• SOURCE DATA:
================
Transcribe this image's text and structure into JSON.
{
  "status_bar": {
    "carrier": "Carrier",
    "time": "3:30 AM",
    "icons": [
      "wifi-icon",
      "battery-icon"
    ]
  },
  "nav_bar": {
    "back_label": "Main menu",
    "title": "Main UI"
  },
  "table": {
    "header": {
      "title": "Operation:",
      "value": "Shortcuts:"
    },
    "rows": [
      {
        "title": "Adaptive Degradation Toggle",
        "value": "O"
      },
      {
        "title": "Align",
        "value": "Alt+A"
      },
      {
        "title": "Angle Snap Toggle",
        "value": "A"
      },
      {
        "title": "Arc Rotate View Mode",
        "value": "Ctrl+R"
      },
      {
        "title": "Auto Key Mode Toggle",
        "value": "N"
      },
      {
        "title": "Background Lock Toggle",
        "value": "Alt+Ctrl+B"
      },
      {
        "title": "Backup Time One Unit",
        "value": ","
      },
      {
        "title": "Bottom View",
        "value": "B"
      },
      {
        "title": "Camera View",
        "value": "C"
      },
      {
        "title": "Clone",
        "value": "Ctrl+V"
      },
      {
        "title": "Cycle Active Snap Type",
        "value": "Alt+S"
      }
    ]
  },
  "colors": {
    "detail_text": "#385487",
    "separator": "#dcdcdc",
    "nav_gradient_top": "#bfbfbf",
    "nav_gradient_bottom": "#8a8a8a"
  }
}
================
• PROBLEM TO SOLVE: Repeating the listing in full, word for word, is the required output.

• ANSWER TO THE PROBLEM:
Transcribe this image's text and structure into JSON.
{
  "status_bar": {
    "carrier": "Carrier",
    "time": "3:30 AM",
    "icons": [
      "wifi-icon",
      "battery-icon"
    ]
  },
  "nav_bar": {
    "back_label": "Main menu",
    "title": "Main UI"
  },
  "table": {
    "header": {
      "title": "Operation:",
      "value": "Shortcuts:"
    },
    "rows": [
      {
        "title": "Adaptive Degradation Toggle",
        "value": "O"
      },
      {
        "title": "Align",
        "value": "Alt+A"
      },
      {
        "title": "Angle Snap Toggle",
        "value": "A"
      },
      {
        "title": "Arc Rotate View Mode",
        "value": "Ctrl+R"
      },
      {
        "title": "Auto Key Mode Toggle",
        "value": "N"
      },
      {
        "title": "Background Lock Toggle",
        "value": "Alt+Ctrl+B"
      },
      {
        "title": "Backup Time One Unit",
        "value": ","
      },
      {
        "title": "Bottom View",
        "value": "B"
      },
      {
        "title": "Camera View",
        "value": "C"
      },
      {
        "title": "Clone",
        "value": "Ctrl+V"
      },
      {
        "title": "Cycle Active Snap Type",
        "value": "Alt+S"
      }
    ]
  },
  "colors": {
    "detail_text": "#385487",
    "separator": "#dcdcdc",
    "nav_gradient_top": "#bfbfbf",
    "nav_gradient_bottom": "#8a8a8a"
  }
}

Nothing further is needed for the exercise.